EXCERPTED DATA.

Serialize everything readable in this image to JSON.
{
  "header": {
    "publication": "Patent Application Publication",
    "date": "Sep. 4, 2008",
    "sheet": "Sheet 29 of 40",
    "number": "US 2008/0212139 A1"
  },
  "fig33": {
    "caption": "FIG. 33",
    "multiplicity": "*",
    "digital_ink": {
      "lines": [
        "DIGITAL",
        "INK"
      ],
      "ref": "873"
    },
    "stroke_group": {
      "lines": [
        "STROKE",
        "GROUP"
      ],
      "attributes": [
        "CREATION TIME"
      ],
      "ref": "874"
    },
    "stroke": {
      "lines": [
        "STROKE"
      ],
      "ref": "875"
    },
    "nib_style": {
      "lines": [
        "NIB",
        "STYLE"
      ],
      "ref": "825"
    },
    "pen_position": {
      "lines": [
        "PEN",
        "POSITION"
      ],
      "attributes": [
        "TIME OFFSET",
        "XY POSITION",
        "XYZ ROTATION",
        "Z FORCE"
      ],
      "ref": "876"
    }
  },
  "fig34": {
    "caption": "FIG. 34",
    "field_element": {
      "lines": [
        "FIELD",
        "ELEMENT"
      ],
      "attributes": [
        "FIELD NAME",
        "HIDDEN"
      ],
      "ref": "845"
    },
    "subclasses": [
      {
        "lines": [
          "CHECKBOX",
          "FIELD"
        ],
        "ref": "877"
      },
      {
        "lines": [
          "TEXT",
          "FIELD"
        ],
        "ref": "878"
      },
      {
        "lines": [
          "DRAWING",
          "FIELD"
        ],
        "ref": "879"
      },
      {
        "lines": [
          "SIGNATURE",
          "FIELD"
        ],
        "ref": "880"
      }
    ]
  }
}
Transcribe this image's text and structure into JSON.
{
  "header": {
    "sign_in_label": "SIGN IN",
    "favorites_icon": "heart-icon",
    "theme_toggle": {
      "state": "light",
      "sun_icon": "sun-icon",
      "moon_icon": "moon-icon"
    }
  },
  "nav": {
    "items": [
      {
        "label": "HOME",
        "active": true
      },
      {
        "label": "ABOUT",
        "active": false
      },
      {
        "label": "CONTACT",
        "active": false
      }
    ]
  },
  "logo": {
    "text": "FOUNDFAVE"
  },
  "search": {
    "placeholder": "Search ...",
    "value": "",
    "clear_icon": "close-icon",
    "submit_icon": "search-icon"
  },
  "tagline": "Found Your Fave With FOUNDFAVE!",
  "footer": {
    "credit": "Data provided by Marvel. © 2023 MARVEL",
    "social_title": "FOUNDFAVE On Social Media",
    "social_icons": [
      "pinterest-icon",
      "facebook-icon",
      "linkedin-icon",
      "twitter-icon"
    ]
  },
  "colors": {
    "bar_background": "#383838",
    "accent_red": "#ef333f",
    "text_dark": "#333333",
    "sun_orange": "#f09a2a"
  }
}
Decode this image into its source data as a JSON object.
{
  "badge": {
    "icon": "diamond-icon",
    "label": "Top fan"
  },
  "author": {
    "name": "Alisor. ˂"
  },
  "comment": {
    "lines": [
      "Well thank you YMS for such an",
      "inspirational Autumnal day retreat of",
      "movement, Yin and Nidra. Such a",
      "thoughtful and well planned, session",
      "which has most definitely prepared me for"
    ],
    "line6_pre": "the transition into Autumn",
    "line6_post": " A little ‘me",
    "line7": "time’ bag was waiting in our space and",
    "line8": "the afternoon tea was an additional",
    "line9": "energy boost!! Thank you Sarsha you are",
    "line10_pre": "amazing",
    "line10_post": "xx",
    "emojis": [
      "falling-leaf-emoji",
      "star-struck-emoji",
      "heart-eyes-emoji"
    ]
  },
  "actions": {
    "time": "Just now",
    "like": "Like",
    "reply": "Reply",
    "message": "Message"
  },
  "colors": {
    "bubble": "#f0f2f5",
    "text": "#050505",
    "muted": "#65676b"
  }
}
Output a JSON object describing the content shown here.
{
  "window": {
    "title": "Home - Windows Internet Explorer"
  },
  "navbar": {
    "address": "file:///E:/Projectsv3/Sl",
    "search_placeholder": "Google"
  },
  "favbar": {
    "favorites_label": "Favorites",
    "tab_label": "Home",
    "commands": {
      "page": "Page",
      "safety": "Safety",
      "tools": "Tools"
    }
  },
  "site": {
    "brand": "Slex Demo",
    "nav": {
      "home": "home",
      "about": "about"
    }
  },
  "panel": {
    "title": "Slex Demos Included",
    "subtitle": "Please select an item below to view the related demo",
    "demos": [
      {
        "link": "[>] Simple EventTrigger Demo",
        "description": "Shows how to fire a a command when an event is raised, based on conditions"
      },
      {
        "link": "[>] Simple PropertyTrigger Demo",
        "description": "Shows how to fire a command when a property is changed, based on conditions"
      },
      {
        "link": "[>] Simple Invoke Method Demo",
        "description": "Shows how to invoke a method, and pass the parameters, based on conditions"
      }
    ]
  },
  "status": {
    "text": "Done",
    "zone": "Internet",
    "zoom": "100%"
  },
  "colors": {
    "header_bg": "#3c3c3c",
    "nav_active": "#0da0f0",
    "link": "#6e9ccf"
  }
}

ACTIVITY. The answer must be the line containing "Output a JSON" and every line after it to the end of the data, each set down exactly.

RESULT OF THE EXERCISE.
Output a JSON object describing the content shown here.
{
  "window": {
    "title": "Home - Windows Internet Explorer"
  },
  "navbar": {
    "address": "file:///E:/Projectsv3/Sl",
    "search_placeholder": "Google"
  },
  "favbar": {
    "favorites_label": "Favorites",
    "tab_label": "Home",
    "commands": {
      "page": "Page",
      "safety": "Safety",
      "tools": "Tools"
    }
  },
  "site": {
    "brand": "Slex Demo",
    "nav": {
      "home": "home",
      "about": "about"
    }
  },
  "panel": {
    "title": "Slex Demos Included",
    "subtitle": "Please select an item below to view the related demo",
    "demos": [
      {
        "link": "[>] Simple EventTrigger Demo",
        "description": "Shows how to fire a a command when an event is raised, based on conditions"
      },
      {
        "link": "[>] Simple PropertyTrigger Demo",
        "description": "Shows how to fire a command when a property is changed, based on conditions"
      },
      {
        "link": "[>] Simple Invoke Method Demo",
        "description": "Shows how to invoke a method, and pass the parameters, based on conditions"
      }
    ]
  },
  "status": {
    "text": "Done",
    "zone": "Internet",
    "zoom": "100%"
  },
  "colors": {
    "header_bg": "#3c3c3c",
    "nav_active": "#0da0f0",
    "link": "#6e9ccf"
  }
}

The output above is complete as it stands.